Wednesday, April 25, 2007

Full Time Pastor, Part Time Christian

In the Spring edition of Leadership available through Christianity Today, pastor Craig Groeschel has written a transparent article about many of the struggles he faced as a young pastor and the temptation for pastors to become professionals. In his own words, he became a full time pastor but only a part time follower of Jesus Christ.

He bought the lie that many pastors buy, that they are called to be super-human showing no weakness. This is not the biblical picture of Christian leadership, this is the Americanized macho-facade to which many ministers for the past twenty-five years or so have clung.

Groeschel recounts the comments of one of his misguided seminary professors: "People think they want their pastors to be normal, everyday people," he told our class, "but they really don't. They want to see you as better than the average person. Church members want to believe your marriage is always strong, your faith never falters, and you are virtually without sin."

(Praise God I've never had a seminary professor suggest such blatent displays of misleading conduct.)

For many pastors they truly believe, "If they know I'm not perfect, they won't love me or they won't listen." But, as pastors, we need to all be reminded of the apsotle Paul who showed his weakness to all who would read his letters. How could he be so bold?

Paul knew that it was not his power or perfection that brough about salvation and spread the gospel of Jesus Christ, it was the power of the Holy Spirit. Pastors, we are not to be professionals, as John Piper has written, we are to be sold out men of God first...pastors second. When we lose our walk with the Lord, we lose our ability to communicate His message effectively and with integrity.

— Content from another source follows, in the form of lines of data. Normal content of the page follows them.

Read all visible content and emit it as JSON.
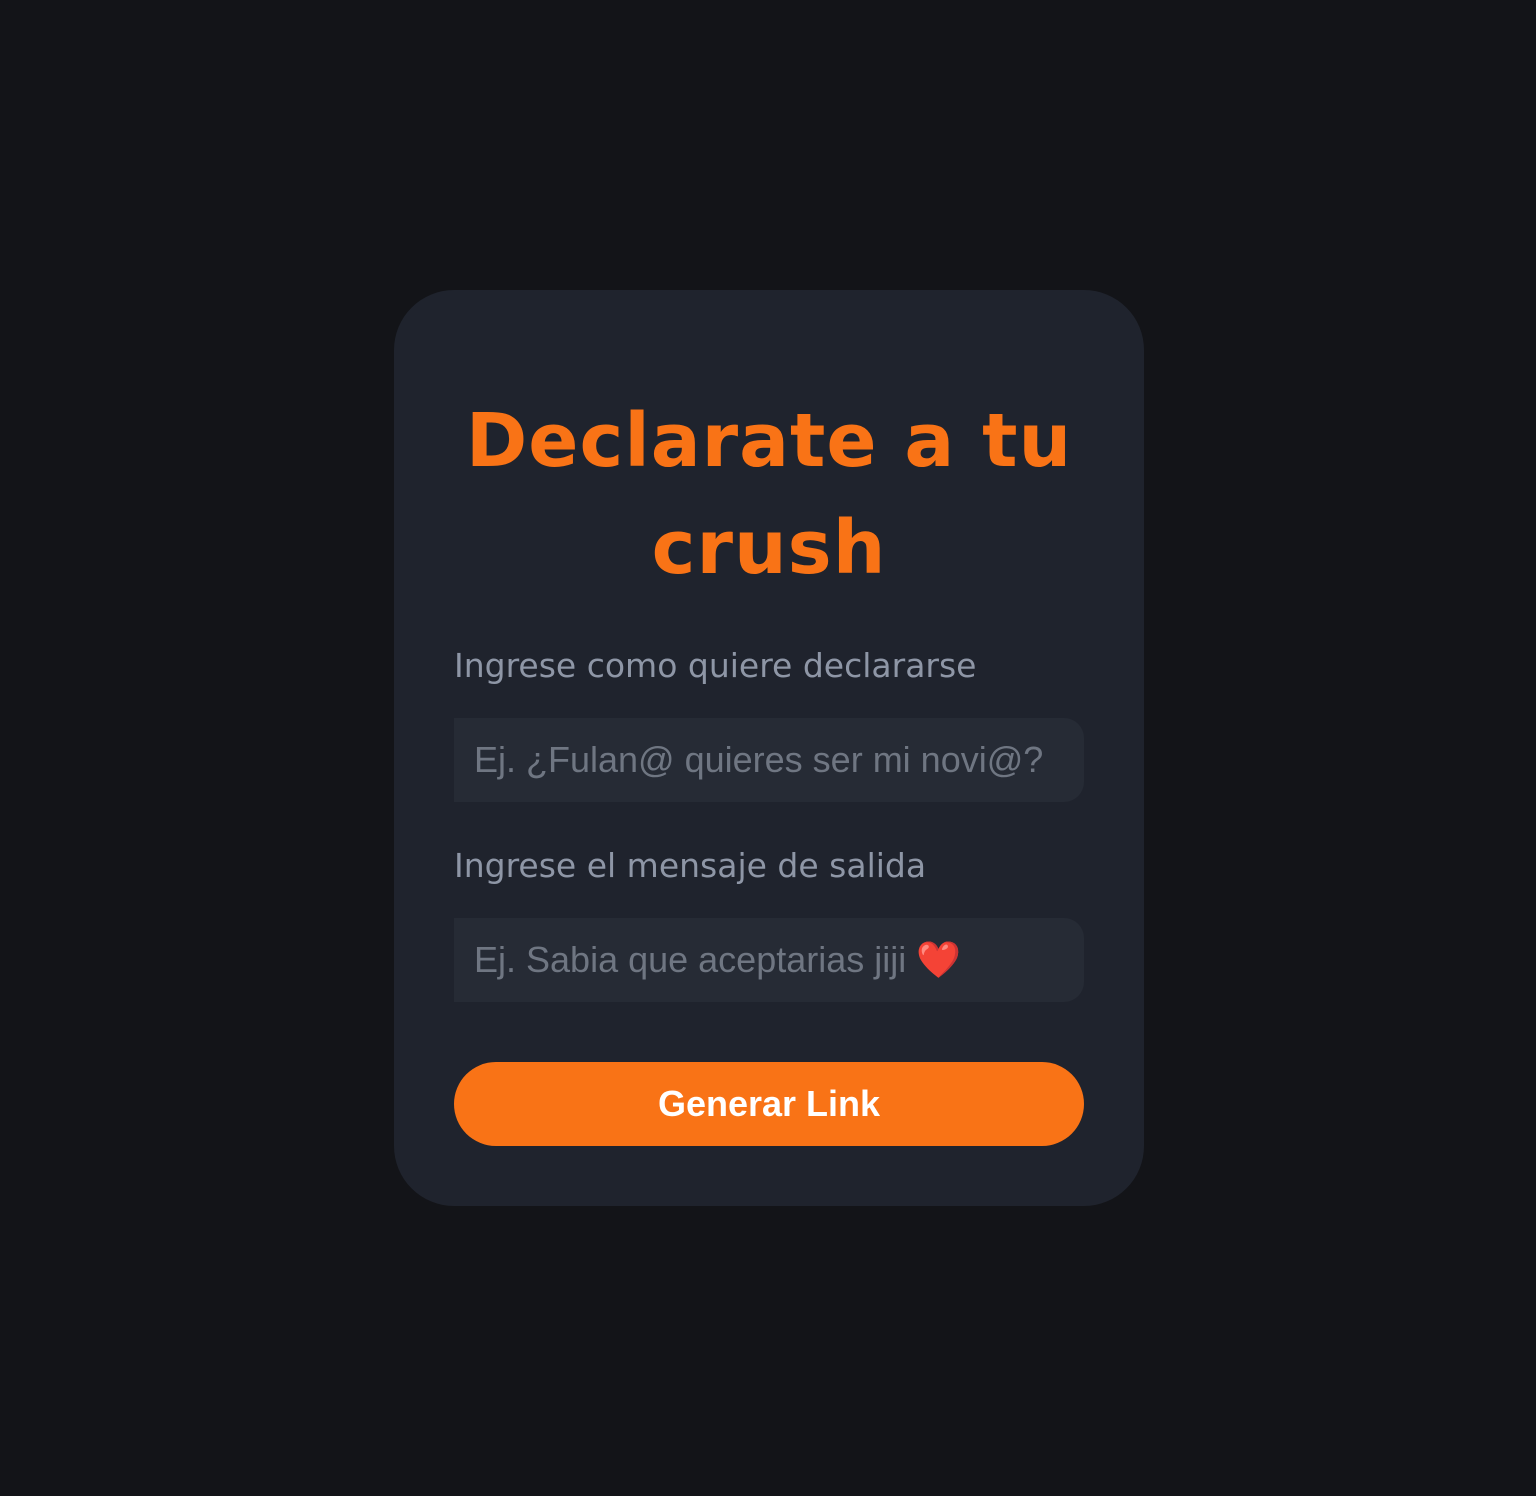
{
  "form": {
    "title": "Declarate a tu crush",
    "declaration_label": "Ingrese como quiere declararse",
    "declaration_placeholder": "Ej. ¿Fulan@ quieres ser mi novi@?",
    "exit_label": "Ingrese el mensaje de salida",
    "exit_placeholder": "Ej. Sabia que aceptarias jiji ❤️",
    "submit_label": "Generar Link"
  },
  "colors": {
    "accent": "#f97316",
    "background": "#131418",
    "card": "#1f232d",
    "input": "#262b35"
  }
}
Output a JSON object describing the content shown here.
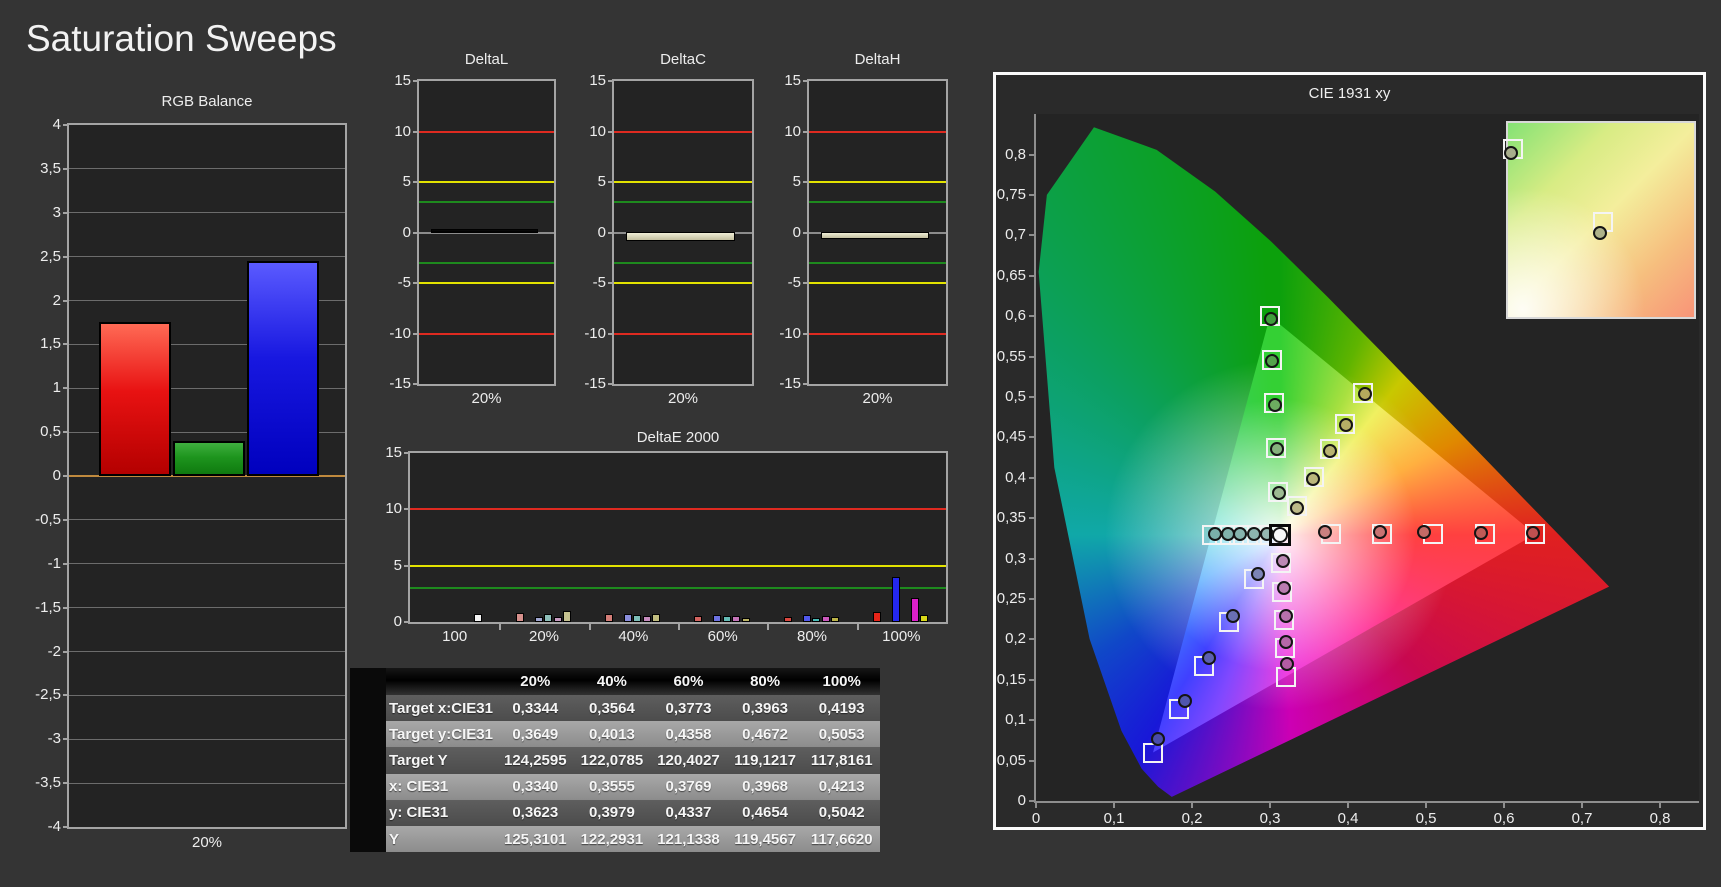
{
  "page": {
    "title": "Saturation Sweeps"
  },
  "colors": {
    "limit_red": "#DE2A20",
    "limit_yellow": "#E2E200",
    "limit_green": "#1E8A1E",
    "zero_orange": "#C08A3E",
    "zero_gray": "#8C8C8C",
    "white_bar": "#F4F4F4"
  },
  "chart_data": [
    {
      "id": "rgb_balance",
      "type": "bar",
      "title": "RGB Balance",
      "xlabel": "20%",
      "categories": [
        "Red",
        "Green",
        "Blue"
      ],
      "values": [
        1.75,
        0.4,
        2.45
      ],
      "ylim": [
        -4,
        4
      ],
      "ytick_step": 0.5,
      "grid": true,
      "bar_gradients": [
        [
          "#FF6A55",
          "#E81212",
          "#B40000"
        ],
        [
          "#3FAF3F",
          "#1E951E",
          "#0F7A0F"
        ],
        [
          "#5A5AFF",
          "#1818E0",
          "#0000BE"
        ]
      ]
    },
    {
      "id": "deltaL",
      "type": "bar",
      "title": "DeltaL",
      "xlabel": "20%",
      "categories": [
        "20%"
      ],
      "values": [
        0.3
      ],
      "ylim": [
        -15,
        15
      ],
      "yticks": [
        15,
        10,
        5,
        0,
        -5,
        -10,
        -15
      ],
      "limits": {
        "red": 10,
        "yellow": 5,
        "green": 3
      },
      "bar_color_top": "#0A0A0A",
      "bar_color_bottom": "#000000"
    },
    {
      "id": "deltaC",
      "type": "bar",
      "title": "DeltaC",
      "xlabel": "20%",
      "categories": [
        "20%"
      ],
      "values": [
        -0.95
      ],
      "ylim": [
        -15,
        15
      ],
      "yticks": [
        15,
        10,
        5,
        0,
        -5,
        -10,
        -15
      ],
      "limits": {
        "red": 10,
        "yellow": 5,
        "green": 3
      },
      "bar_color_top": "#EFEDD6",
      "bar_color_bottom": "#C2BE9E"
    },
    {
      "id": "deltaH",
      "type": "bar",
      "title": "DeltaH",
      "xlabel": "20%",
      "categories": [
        "20%"
      ],
      "values": [
        -0.7
      ],
      "ylim": [
        -15,
        15
      ],
      "yticks": [
        15,
        10,
        5,
        0,
        -5,
        -10,
        -15
      ],
      "limits": {
        "red": 10,
        "yellow": 5,
        "green": 3
      },
      "bar_color_top": "#EFEDD6",
      "bar_color_bottom": "#C2BE9E"
    },
    {
      "id": "deltaE2000",
      "type": "grouped-bar",
      "title": "DeltaE 2000",
      "ylim": [
        0,
        15
      ],
      "yticks": [
        0,
        5,
        10,
        15
      ],
      "limits": {
        "red": 10,
        "yellow": 5,
        "green": 3
      },
      "groups": [
        {
          "label": "100",
          "bars": [
            {
              "slot": 5,
              "value": 0.7,
              "color": "#F4F4F4"
            }
          ]
        },
        {
          "label": "20%",
          "bars": [
            {
              "slot": 0,
              "value": 0.8,
              "color": "#D6908C"
            },
            {
              "slot": 2,
              "value": 0.45,
              "color": "#A2A8D2"
            },
            {
              "slot": 3,
              "value": 0.75,
              "color": "#8FC0BA"
            },
            {
              "slot": 4,
              "value": 0.45,
              "color": "#C89CC2"
            },
            {
              "slot": 5,
              "value": 0.95,
              "color": "#C6C290"
            }
          ]
        },
        {
          "label": "40%",
          "bars": [
            {
              "slot": 0,
              "value": 0.75,
              "color": "#D47E78"
            },
            {
              "slot": 2,
              "value": 0.7,
              "color": "#8A8EDC"
            },
            {
              "slot": 3,
              "value": 0.65,
              "color": "#7CBEB8"
            },
            {
              "slot": 4,
              "value": 0.5,
              "color": "#C68CBE"
            },
            {
              "slot": 5,
              "value": 0.7,
              "color": "#C0BC7E"
            }
          ]
        },
        {
          "label": "60%",
          "bars": [
            {
              "slot": 0,
              "value": 0.55,
              "color": "#D26460"
            },
            {
              "slot": 2,
              "value": 0.6,
              "color": "#6C72E2"
            },
            {
              "slot": 3,
              "value": 0.5,
              "color": "#64BCB6"
            },
            {
              "slot": 4,
              "value": 0.5,
              "color": "#C474B8"
            },
            {
              "slot": 5,
              "value": 0.35,
              "color": "#BCB464"
            }
          ]
        },
        {
          "label": "80%",
          "bars": [
            {
              "slot": 0,
              "value": 0.45,
              "color": "#DA4840"
            },
            {
              "slot": 2,
              "value": 0.6,
              "color": "#5058EC"
            },
            {
              "slot": 3,
              "value": 0.35,
              "color": "#48BCB6"
            },
            {
              "slot": 4,
              "value": 0.5,
              "color": "#CA58BC"
            },
            {
              "slot": 5,
              "value": 0.4,
              "color": "#BCB448"
            }
          ]
        },
        {
          "label": "100%",
          "bars": [
            {
              "slot": 0,
              "value": 0.9,
              "color": "#E62418"
            },
            {
              "slot": 2,
              "value": 4.0,
              "color": "#2428F0"
            },
            {
              "slot": 4,
              "value": 2.1,
              "color": "#DC20C8"
            },
            {
              "slot": 5,
              "value": 0.65,
              "color": "#D8D818"
            }
          ]
        }
      ]
    },
    {
      "id": "sweep_table",
      "type": "table",
      "columns": [
        "20%",
        "40%",
        "60%",
        "80%",
        "100%"
      ],
      "rows": [
        {
          "label": "Target x:CIE31",
          "values": [
            "0,3344",
            "0,3564",
            "0,3773",
            "0,3963",
            "0,4193"
          ]
        },
        {
          "label": "Target y:CIE31",
          "values": [
            "0,3649",
            "0,4013",
            "0,4358",
            "0,4672",
            "0,5053"
          ]
        },
        {
          "label": "Target Y",
          "values": [
            "124,2595",
            "122,0785",
            "120,4027",
            "119,1217",
            "117,8161"
          ]
        },
        {
          "label": "x: CIE31",
          "values": [
            "0,3340",
            "0,3555",
            "0,3769",
            "0,3968",
            "0,4213"
          ]
        },
        {
          "label": "y: CIE31",
          "values": [
            "0,3623",
            "0,3979",
            "0,4337",
            "0,4654",
            "0,5042"
          ]
        },
        {
          "label": "Y",
          "values": [
            "125,3101",
            "122,2931",
            "121,1338",
            "119,4567",
            "117,6620"
          ]
        }
      ]
    },
    {
      "id": "cie1931",
      "type": "scatter",
      "title": "CIE 1931 xy",
      "xlim": [
        0,
        0.85
      ],
      "ylim": [
        0,
        0.85
      ],
      "xtick_step": 0.1,
      "ytick_step": 0.05,
      "locus": [
        [
          0.1741,
          0.005
        ],
        [
          0.1566,
          0.0177
        ],
        [
          0.1355,
          0.0399
        ],
        [
          0.1096,
          0.0868
        ],
        [
          0.0687,
          0.2007
        ],
        [
          0.0235,
          0.4127
        ],
        [
          0.0034,
          0.6548
        ],
        [
          0.0139,
          0.7502
        ],
        [
          0.0743,
          0.8338
        ],
        [
          0.1547,
          0.8059
        ],
        [
          0.2296,
          0.7543
        ],
        [
          0.3016,
          0.6923
        ],
        [
          0.3731,
          0.6245
        ],
        [
          0.4441,
          0.5547
        ],
        [
          0.5125,
          0.4866
        ],
        [
          0.5752,
          0.4242
        ],
        [
          0.627,
          0.3725
        ],
        [
          0.6658,
          0.334
        ],
        [
          0.6915,
          0.3083
        ],
        [
          0.719,
          0.2809
        ],
        [
          0.7347,
          0.2653
        ]
      ],
      "triangle": {
        "red": [
          0.64,
          0.33
        ],
        "green": [
          0.3,
          0.6
        ],
        "blue": [
          0.15,
          0.06
        ]
      },
      "white_point": {
        "target": [
          0.3127,
          0.329
        ],
        "measured": [
          0.3127,
          0.3295
        ],
        "dot_color": "#F8F8F8"
      },
      "sweeps": [
        {
          "name": "red",
          "targets": [
            [
              0.378,
              0.331
            ],
            [
              0.444,
              0.331
            ],
            [
              0.509,
              0.33
            ],
            [
              0.575,
              0.33
            ],
            [
              0.64,
              0.33
            ]
          ],
          "measured": [
            [
              0.37,
              0.333
            ],
            [
              0.441,
              0.333
            ],
            [
              0.497,
              0.333
            ],
            [
              0.571,
              0.332
            ],
            [
              0.637,
              0.332
            ]
          ],
          "dot_colors": [
            "#C98080",
            "#C97272",
            "#C46A66",
            "#C05A56",
            "#BE5050"
          ]
        },
        {
          "name": "green",
          "targets": [
            [
              0.31,
              0.383
            ],
            [
              0.308,
              0.437
            ],
            [
              0.305,
              0.492
            ],
            [
              0.303,
              0.546
            ],
            [
              0.3,
              0.6
            ]
          ],
          "measured": [
            [
              0.311,
              0.381
            ],
            [
              0.309,
              0.436
            ],
            [
              0.306,
              0.49
            ],
            [
              0.303,
              0.544
            ],
            [
              0.301,
              0.597
            ]
          ],
          "dot_colors": [
            "#9DBA92",
            "#85B27C",
            "#6CAC60",
            "#55A24C",
            "#3F9E3C"
          ]
        },
        {
          "name": "blue",
          "targets": [
            [
              0.28,
              0.275
            ],
            [
              0.248,
              0.221
            ],
            [
              0.215,
              0.167
            ],
            [
              0.183,
              0.114
            ],
            [
              0.15,
              0.06
            ]
          ],
          "measured": [
            [
              0.284,
              0.281
            ],
            [
              0.253,
              0.229
            ],
            [
              0.222,
              0.177
            ],
            [
              0.191,
              0.124
            ],
            [
              0.157,
              0.077
            ]
          ],
          "dot_colors": [
            "#7C84B6",
            "#6A6FB4",
            "#5C60B2",
            "#5056AE",
            "#4A4CAC"
          ]
        },
        {
          "name": "cyan",
          "targets": [
            [
              0.295,
              0.329
            ],
            [
              0.277,
              0.329
            ],
            [
              0.26,
              0.329
            ],
            [
              0.242,
              0.329
            ],
            [
              0.225,
              0.329
            ]
          ],
          "measured": [
            [
              0.296,
              0.33
            ],
            [
              0.279,
              0.331
            ],
            [
              0.262,
              0.331
            ],
            [
              0.246,
              0.331
            ],
            [
              0.229,
              0.331
            ]
          ],
          "dot_colors": [
            "#95B8B2",
            "#8CB6B0",
            "#86B4AE",
            "#80B2AC",
            "#7AB0AA"
          ]
        },
        {
          "name": "magenta",
          "targets": [
            [
              0.314,
              0.294
            ],
            [
              0.316,
              0.259
            ],
            [
              0.318,
              0.224
            ],
            [
              0.319,
              0.189
            ],
            [
              0.321,
              0.154
            ]
          ],
          "measured": [
            [
              0.317,
              0.297
            ],
            [
              0.318,
              0.263
            ],
            [
              0.32,
              0.229
            ],
            [
              0.321,
              0.197
            ],
            [
              0.322,
              0.17
            ]
          ],
          "dot_colors": [
            "#BC88B4",
            "#BA7CB0",
            "#B871AC",
            "#B667A8",
            "#B45CA4"
          ]
        },
        {
          "name": "yellow",
          "targets": [
            [
              0.3344,
              0.3649
            ],
            [
              0.3564,
              0.4013
            ],
            [
              0.3773,
              0.4358
            ],
            [
              0.3963,
              0.4672
            ],
            [
              0.4193,
              0.5053
            ]
          ],
          "measured": [
            [
              0.334,
              0.3623
            ],
            [
              0.3555,
              0.3979
            ],
            [
              0.3769,
              0.4337
            ],
            [
              0.3968,
              0.4654
            ],
            [
              0.4213,
              0.5042
            ]
          ],
          "dot_colors": [
            "#BCBA88",
            "#BAB67C",
            "#B8B270",
            "#B6AE66",
            "#B4AA5C"
          ]
        }
      ],
      "inset": {
        "markers": [
          {
            "square": [
              5,
              26
            ],
            "circle": [
              3,
              30
            ],
            "dot_color": "#A8AE8C"
          },
          {
            "square": [
              95,
              99
            ],
            "circle": [
              92,
              110
            ],
            "dot_color": "#AEB28A"
          }
        ]
      }
    }
  ]
}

Groeschel should be commended for writing with such honesty and with such wisdom about the scenario in which many other pastors find themselves. honest!

1 comment:

Anonymous said...

I think some of the best sermons are those where pastors have been real & shown their struggles in circumstances, difficulties with sin, and problems in situations. While it is true that some would like to think their pastor is perfect, I think this is dangerous territory. Satan can use that to allow their faith to be more in their pastor rather than in their Lord and Savior. I personally value a pastor who is "real" more than one who is always right.